Democrats in turn have stepped up attacks on Gardner, with the state Democratic Party recently releasing a Web video criticizing him for supporting a measure that could outlaw abortion; voting for Wisconsin GOP Rep. Paul Ryan's proposal to transform Medicare; and opposing citizenship for people in the country illegally.
In addition, Republicans across the country appear excited about former Massachusetts GOP Sen. Scott Brown’s recent announcement that he intends to run against New Hampshire Democratic incumbent Sen. Jeanne Shaheen.
His decision gives the GOP a top-tier contender who, win or lose come November, might force Democrats to pull money from other races.
Brown has formally launched an exploratory committee to enter the Senate race, ending months of speculation about his intentions.
While recent polls give Shaheen a solid lead in a prospective matchup, Brown's near-universal name recognition in a Massachusetts border state and his national fundraising network makes him a serious contender on Day 1.
Brown rose to national prominence by winning the 2010 special election to replace the late Massachusetts Democratic Sen. Ted Kennedy but he was soundly defeated in his first re-election test against Democrat Elizabeth Warren in 2012.
Democrats had scoffed at a prospective Brown candidacy, noting that he also was considering a 2016 presidential campaign. Brown canceled plans to visit Iowa next month and has now downplayed his White House aspirations.
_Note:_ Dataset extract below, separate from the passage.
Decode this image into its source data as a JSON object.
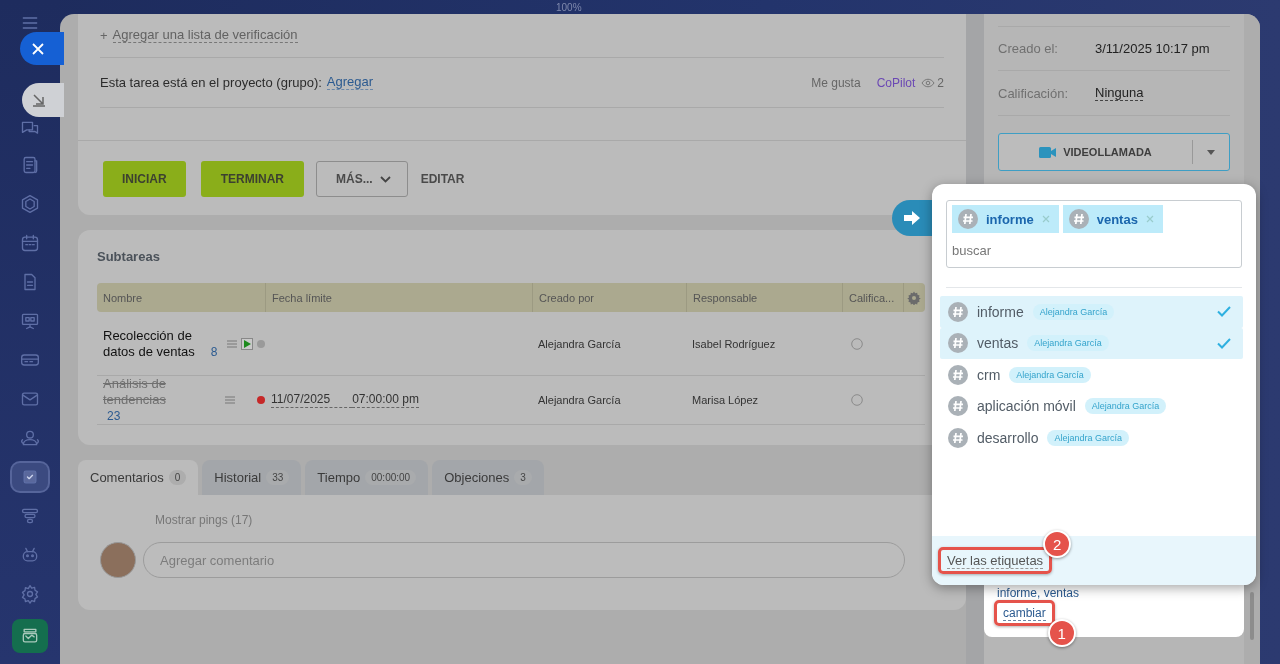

In addition, Republicans think Virginia has emerging potential now that former Republican National Committee Chairman Ed Gillespie is trying to unseat Democratic Sen. Mark Warner, whose numbers suggest he might be vulnerable.
A recent poll for right-leaning Washington Free Beacon shows 50 percent of Virginians said Warner should be reelected against a generic candidate, while 45 percent said they would elect someone new. And Warner is over the key 50 percent threshold only in heavily-Democratic northern Virginia, according to the poll.
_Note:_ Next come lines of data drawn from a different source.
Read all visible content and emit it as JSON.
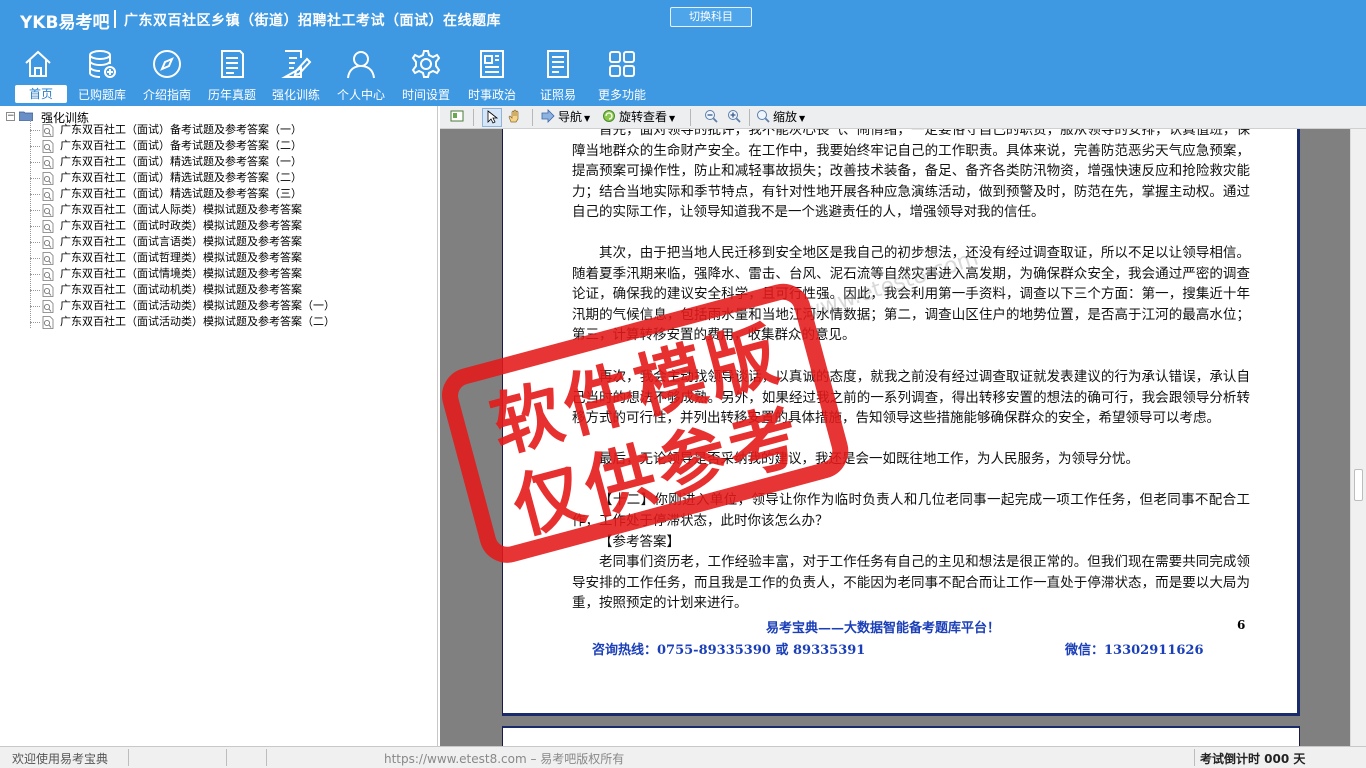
{
  "header": {
    "brand": "YKB易考吧",
    "title": "广东双百社区乡镇（街道）招聘社工考试（面试）在线题库",
    "switch_button": "切换科目"
  },
  "nav": {
    "items": [
      {
        "label": "首页",
        "icon": "home-icon"
      },
      {
        "label": "已购题库",
        "icon": "database-icon"
      },
      {
        "label": "介绍指南",
        "icon": "compass-icon"
      },
      {
        "label": "历年真题",
        "icon": "document-list-icon"
      },
      {
        "label": "强化训练",
        "icon": "edit-document-icon"
      },
      {
        "label": "个人中心",
        "icon": "user-icon"
      },
      {
        "label": "时间设置",
        "icon": "gear-icon"
      },
      {
        "label": "时事政治",
        "icon": "news-icon"
      },
      {
        "label": "证照易",
        "icon": "certificate-icon"
      },
      {
        "label": "更多功能",
        "icon": "grid-icon"
      }
    ]
  },
  "tree": {
    "root": "强化训练",
    "items": [
      "广东双百社工（面试）备考试题及参考答案（一）",
      "广东双百社工（面试）备考试题及参考答案（二）",
      "广东双百社工（面试）精选试题及参考答案（一）",
      "广东双百社工（面试）精选试题及参考答案（二）",
      "广东双百社工（面试）精选试题及参考答案（三）",
      "广东双百社工（面试人际类）模拟试题及参考答案",
      "广东双百社工（面试时政类）模拟试题及参考答案",
      "广东双百社工（面试言语类）模拟试题及参考答案",
      "广东双百社工（面试哲理类）模拟试题及参考答案",
      "广东双百社工（面试情境类）模拟试题及参考答案",
      "广东双百社工（面试动机类）模拟试题及参考答案",
      "广东双百社工（面试活动类）模拟试题及参考答案（一）",
      "广东双百社工（面试活动类）模拟试题及参考答案（二）"
    ]
  },
  "toolbar": {
    "nav_label": "导航",
    "rotate_label": "旋转查看",
    "zoom_label": "缩放"
  },
  "document": {
    "paragraphs": [
      "首先，面对领导的批评，我不能灰心丧气、闹情绪，一定要恪守自己的职责，服从领导的安排，认真值班，保障当地群众的生命财产安全。在工作中，我要始终牢记自己的工作职责。具体来说，完善防范恶劣天气应急预案，提高预案可操作性，防止和减轻事故损失；改善技术装备，备足、备齐各类防汛物资，增强快速反应和抢险救灾能力；结合当地实际和季节特点，有针对性地开展各种应急演练活动，做到预警及时，防范在先，掌握主动权。通过自己的实际工作，让领导知道我不是一个逃避责任的人，增强领导对我的信任。",
      "其次，由于把当地人民迁移到安全地区是我自己的初步想法，还没有经过调查取证，所以不足以让领导相信。随着夏季汛期来临，强降水、雷击、台风、泥石流等自然灾害进入高发期，为确保群众安全，我会通过严密的调查论证，确保我的建议安全科学，且可行性强。因此，我会利用第一手资料，调查以下三个方面：第一，搜集近十年汛期的气候信息，包括雨水量和当地江河水情数据；第二，调查山区住户的地势位置，是否高于江河的最高水位；第三，计算转移安置的费用，收集群众的意见。",
      "再次，我会主动找领导谈话，以真诚的态度，就我之前没有经过调查取证就发表建议的行为承认错误，承认自己当时的想法不够成熟。另外，如果经过我之前的一系列调查，得出转移安置的想法的确可行，我会跟领导分析转移方式的可行性，并列出转移安置的具体措施，告知领导这些措施能够确保群众的安全，希望领导可以考虑。",
      "最后，无论领导是否采纳我的建议，我还是会一如既往地工作，为人民服务，为领导分忧。",
      "【十二】你刚进入单位，领导让你作为临时负责人和几位老同事一起完成一项工作任务，但老同事不配合工作，工作处于停滞状态，此时你该怎么办？",
      "【参考答案】",
      "老同事们资历老，工作经验丰富，对于工作任务有自己的主见和想法是很正常的。但我们现在需要共同完成领导安排的工作任务，而且我是工作的负责人，不能因为老同事不配合而让工作一直处于停滞状态，而是要以大局为重，按照预定的计划来进行。"
    ],
    "page_number": "6",
    "footer_slogan": "易考宝典——大数据智能备考题库平台！",
    "footer_hotline": "咨询热线：0755-89335390 或 89335391",
    "footer_wechat": "微信：13302911626"
  },
  "watermark": {
    "stamp_line1": "软件模版",
    "stamp_line2": "仅供参考",
    "url": "www.etest8.com"
  },
  "status": {
    "welcome": "欢迎使用易考宝典",
    "url": "https://www.etest8.com – 易考吧版权所有",
    "countdown": "考试倒计时 000 天"
  },
  "colors": {
    "header_bg": "#3e98e2",
    "stamp_red": "#e41919",
    "footer_blue": "#1b3fb8"
  }
}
However, a poll this month by Virginia’s Roanoke College shows Warner leading Gillespie by almost 30 points, 56 percent to 29 percent.
Despite the recent Republican optimism, Moran said Friday his party’s success will be decided “by what we do between now and November 2014."
Democratic Senatorial Campaign Committee spokesman Justin Barasky told The Washington Post: "The reality is that up and down the map Democrats are out-campaigning, out-fundraising, and out-organizing their Republican counterparts.”
The Associated Press contributed to this report.